▶ PROBLEM DETAILS
Each line below needs to be returned exactly. Skip any picture.

START DATA SUPPLIED

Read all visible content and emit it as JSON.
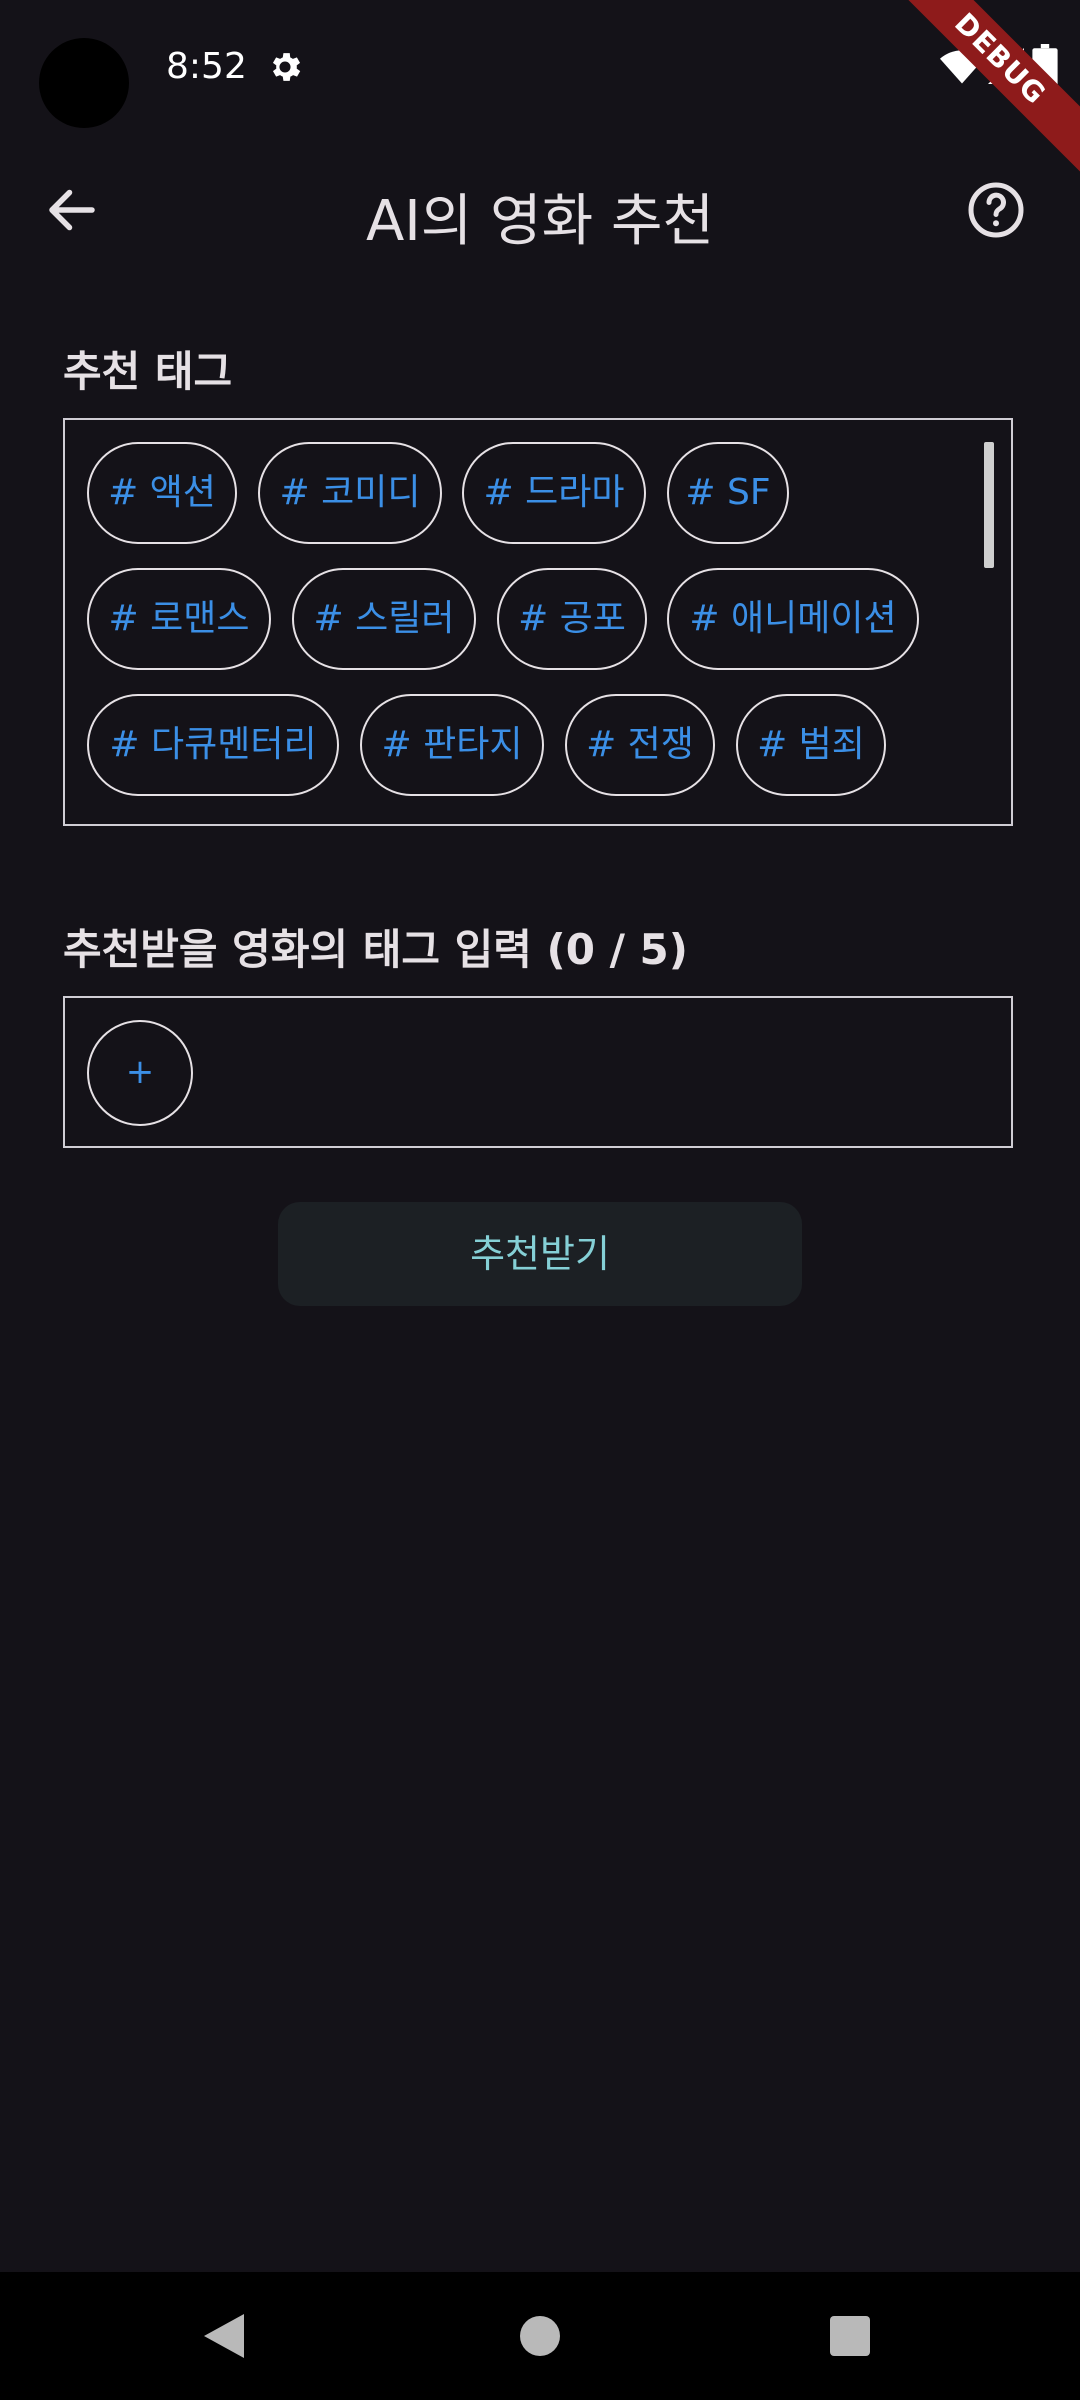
{
  "status_bar": {
    "time": "8:52",
    "debug_label": "DEBUG"
  },
  "app_bar": {
    "title": "AI의 영화 추천"
  },
  "recommend_tags": {
    "label": "추천 태그",
    "tags": [
      "# 액션",
      "# 코미디",
      "# 드라마",
      "# SF",
      "# 로맨스",
      "# 스릴러",
      "# 공포",
      "# 애니메이션",
      "# 다큐멘터리",
      "# 판타지",
      "# 전쟁",
      "# 범죄"
    ]
  },
  "input_section": {
    "label": "추천받을 영화의 태그 입력  (0 / 5)",
    "add_label": "+"
  },
  "submit_button": {
    "label": "추천받기"
  },
  "colors": {
    "background": "#141218",
    "chip_text": "#3b8fe6",
    "submit_text": "#85d0d6",
    "debug_banner": "#8e1b1b"
  }
}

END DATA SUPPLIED

▶ EXERCISE ANSWER
Read all visible content and emit it as JSON.
{
  "status_bar": {
    "time": "8:52",
    "debug_label": "DEBUG"
  },
  "app_bar": {
    "title": "AI의 영화 추천"
  },
  "recommend_tags": {
    "label": "추천 태그",
    "tags": [
      "# 액션",
      "# 코미디",
      "# 드라마",
      "# SF",
      "# 로맨스",
      "# 스릴러",
      "# 공포",
      "# 애니메이션",
      "# 다큐멘터리",
      "# 판타지",
      "# 전쟁",
      "# 범죄"
    ]
  },
  "input_section": {
    "label": "추천받을 영화의 태그 입력  (0 / 5)",
    "add_label": "+"
  },
  "submit_button": {
    "label": "추천받기"
  },
  "colors": {
    "background": "#141218",
    "chip_text": "#3b8fe6",
    "submit_text": "#85d0d6",
    "debug_banner": "#8e1b1b"
  }
}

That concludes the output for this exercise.